*** DATA FOR PROCESSING ***
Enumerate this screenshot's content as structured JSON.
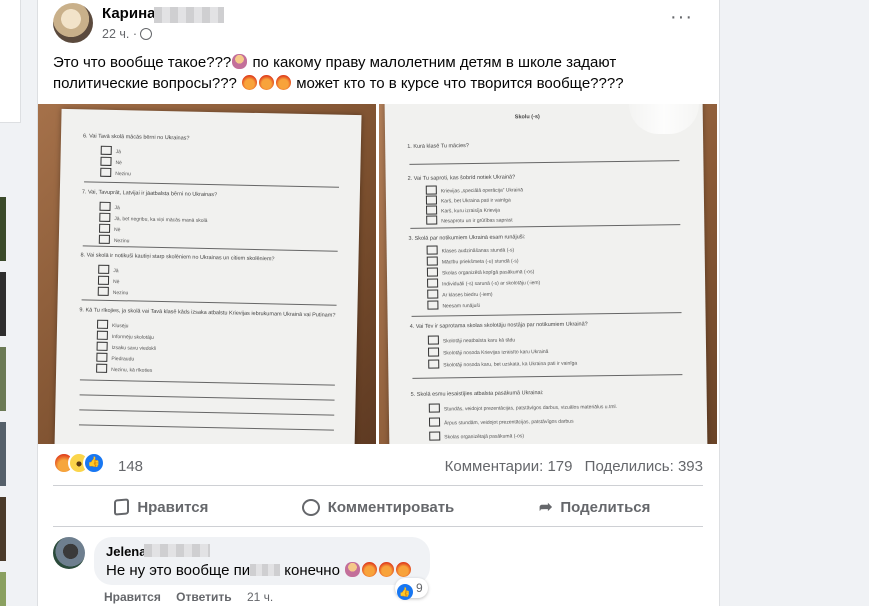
{
  "post": {
    "author": "Карина І",
    "time": "22 ч.",
    "more_label": "···",
    "text_part1": "Это что вообще такое???",
    "text_part2": "по какому праву малолетним детям в школе задают политические вопросы???",
    "text_part3": "может кто то в курсе что творится вообще????",
    "reactions_count": "148",
    "comments_count": "Комментарии: 179",
    "shares_count": "Поделились: 393",
    "actions": {
      "like": "Нравится",
      "comment": "Комментировать",
      "share": "Поделиться"
    },
    "reaction_types": [
      "angry",
      "wow",
      "like"
    ]
  },
  "photos": {
    "left": {
      "q6": "6. Vai Tavā skolā mācās bērni no Ukrainas?",
      "q6_opts": [
        "Jā",
        "Nē",
        "Nezinu"
      ],
      "q7": "7. Vai, Tavuprāt, Latvijai ir jāatbalsta bērni no Ukrainas?",
      "q7_opts": [
        "Jā",
        "Jā, bet negribu, ka viņi mācās manā skolā",
        "Nē",
        "Nezinu"
      ],
      "q8": "8. Vai skolā ir notikuši kautiņi starp skolēniem no Ukrainas un citiem skolēniem?",
      "q8_opts": [
        "Jā",
        "Nē",
        "Nezinu"
      ],
      "q9": "9. Kā Tu rīkojies, ja skolā vai Tavā klasē kāds izsaka atbalstu Krievijas iebrukumam Ukrainā vai Putinam?",
      "q9_opts": [
        "Klusēju",
        "Informēju skolotāju",
        "Izsaku savu viedokli",
        "Piedraudu",
        "Nezinu, kā rīkoties"
      ]
    },
    "right": {
      "header": "Skolu (-s)",
      "q1": "1. Kurā klasē Tu mācies?",
      "q2": "2. Vai Tu saproti, kas šobrīd notiek Ukrainā?",
      "q2_opts": [
        "Krievijas „speciālā operācija” Ukrainā",
        "Karš, bet Ukraina pati ir vainīga",
        "Karš, kuru izraisīja Krievija",
        "Nesaprotu un ir grūtības saprast"
      ],
      "q3": "3. Skolā par notikumiem Ukrainā esam runājuši:",
      "q3_opts": [
        "Klases audzināšanas stundā (-s)",
        "Mācību priekšmeta (-u) stundā (-s)",
        "Skolas organizētā kopīgā pasākumā (-os)",
        "Individuāli (-s) sarunā (-s) ar skolotāju (-iem)",
        "Ar klases biedru (-iem)",
        "Neesam runājuši"
      ],
      "q4": "4. Vai Tev ir saprotama skolas skolotāju nostāja par notikumiem Ukrainā?",
      "q4_opts": [
        "Skolotāji neatbalsta karu kā tādu",
        "Skolotāji nosoda Krievijas izraisīto karu Ukrainā",
        "Skolotāji nosoda karu, bet uzskata, ka Ukraina pati ir vainīga"
      ],
      "q5": "5. Skolā esmu iesaistījies atbalsta pasākumā Ukrainai:",
      "q5_opts": [
        "Stundās, veidojot prezentācijas, patstāvīgos darbus, vizuālos materiālus u.tml.",
        "Ārpus stundām, veidojot prezentācijas, patstāvīgos darbus",
        "Skolas organizētajā pasākumā (-os)"
      ]
    }
  },
  "comment": {
    "author": "Jelena",
    "text_start": "Не ну это вообще пи",
    "text_end": "конечно",
    "reaction_count": "9",
    "like_label": "Нравится",
    "reply_label": "Ответить",
    "time": "21 ч."
  },
  "colors": {
    "accent": "#1877f2",
    "secondary_text": "#65676b",
    "primary_text": "#050505",
    "background": "#f0f2f5"
  },
  "icons": [
    "globe-icon",
    "more-icon",
    "like-icon",
    "comment-icon",
    "share-icon"
  ]
}
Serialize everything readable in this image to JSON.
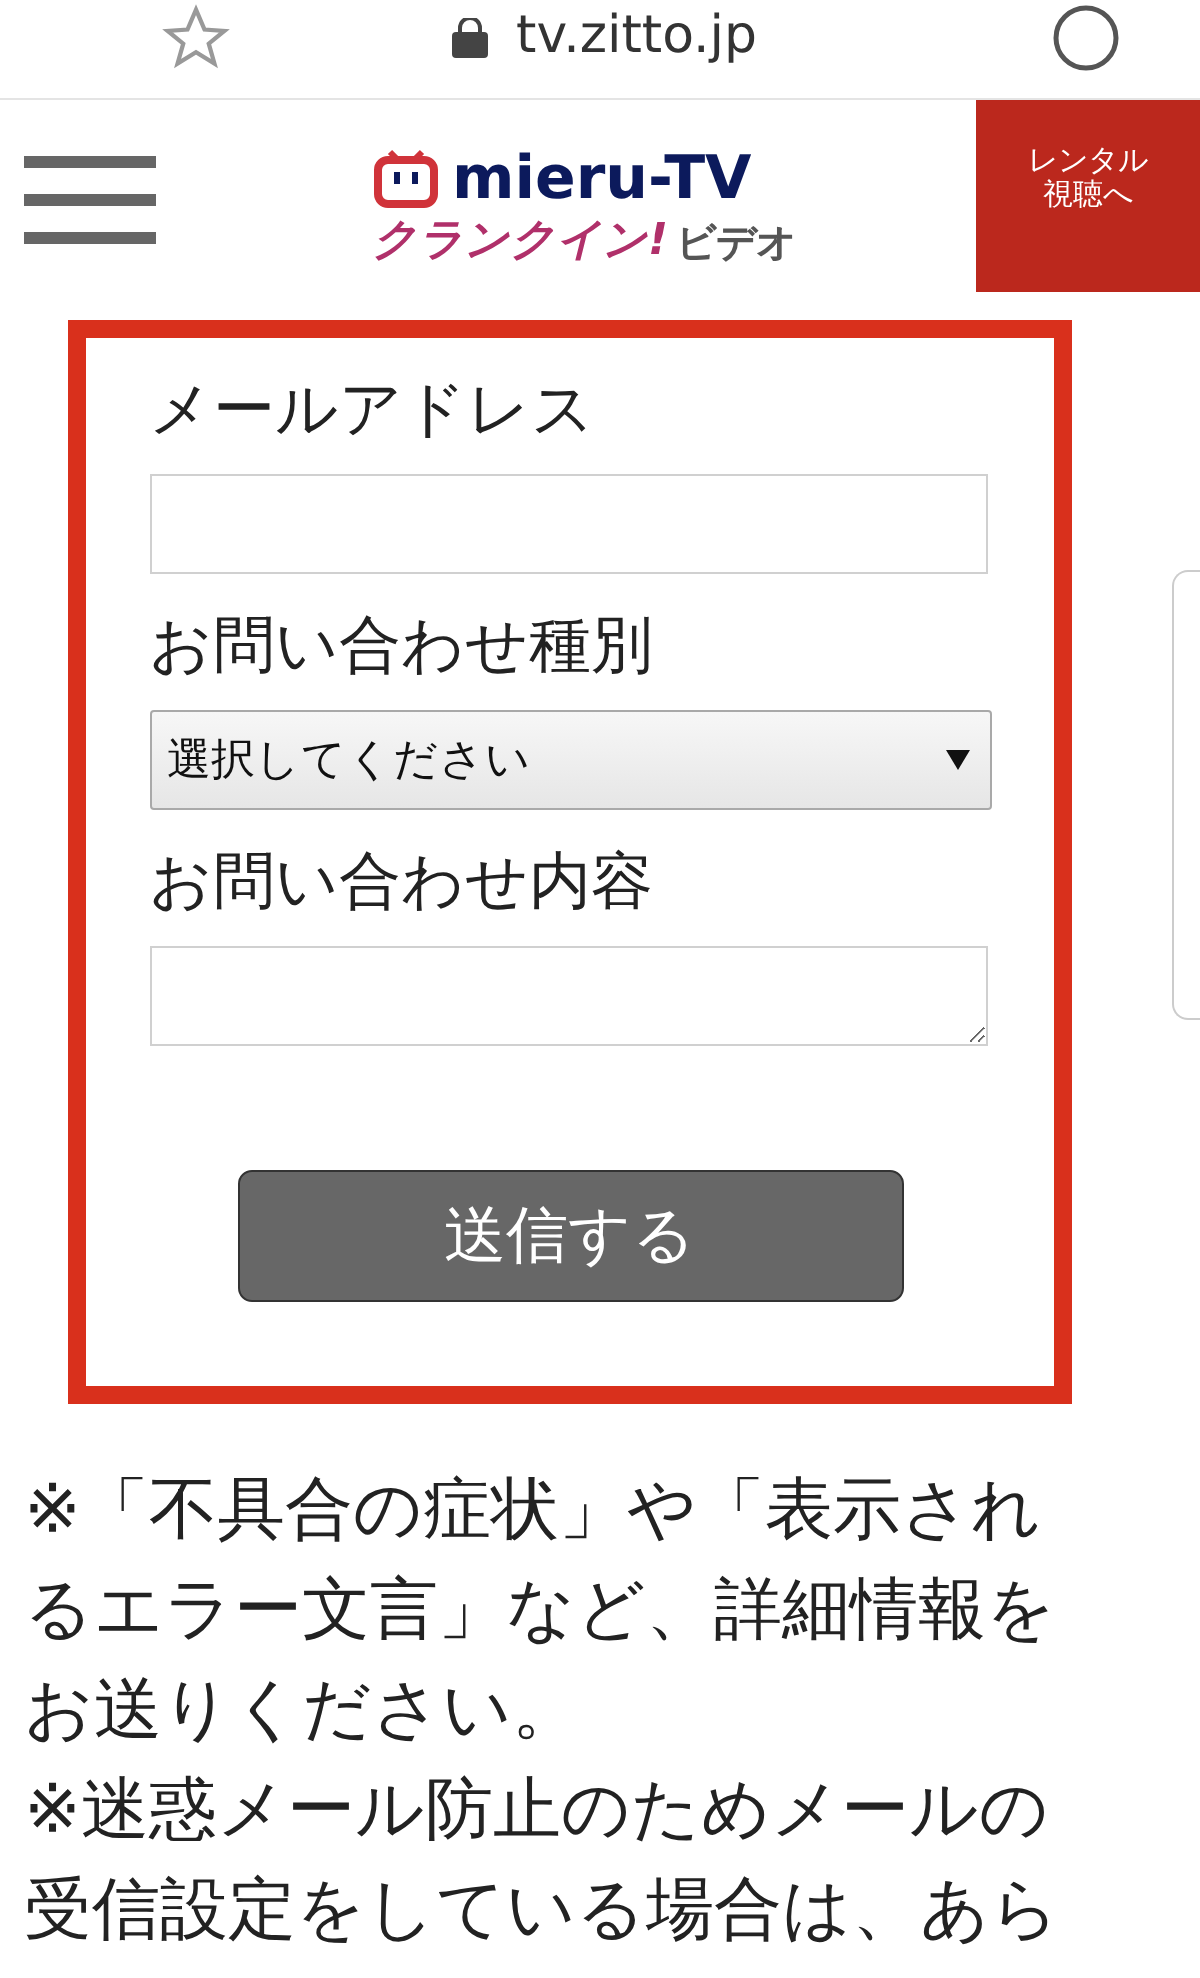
{
  "browser_bar": {
    "url": "tv.zitto.jp"
  },
  "header": {
    "logo_title": "mieru-TV",
    "logo_subtitle": "クランクイン!",
    "logo_suffix": "ビデオ",
    "rental_button": "レンタル視聴へ"
  },
  "form": {
    "fields": [
      {
        "label": "メールアドレス",
        "kind": "input"
      },
      {
        "label": "お問い合わせ種別",
        "kind": "select",
        "value": "選択してください"
      },
      {
        "label": "お問い合わせ内容",
        "kind": "textarea"
      }
    ],
    "submit": "送信する"
  },
  "notes": [
    "※「不具合の症状」や「表示されるエラー文言」など、詳細情報をお送りください。",
    "※迷惑メール防止のためメールの受信設定をしている場合は、あら"
  ]
}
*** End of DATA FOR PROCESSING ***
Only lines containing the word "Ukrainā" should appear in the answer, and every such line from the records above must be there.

PROBLEM SOLUTION
      "q9": "9. Kā Tu rīkojies, ja skolā vai Tavā klasē kāds izsaka atbalstu Krievijas iebrukumam Ukrainā vai Putinam?",
      "q2": "2. Vai Tu saproti, kas šobrīd notiek Ukrainā?",
        "Krievijas „speciālā operācija” Ukrainā",
      "q3": "3. Skolā par notikumiem Ukrainā esam runājuši:",
      "q4": "4. Vai Tev ir saprotama skolas skolotāju nostāja par notikumiem Ukrainā?",
        "Skolotāji nosoda Krievijas izraisīto karu Ukrainā",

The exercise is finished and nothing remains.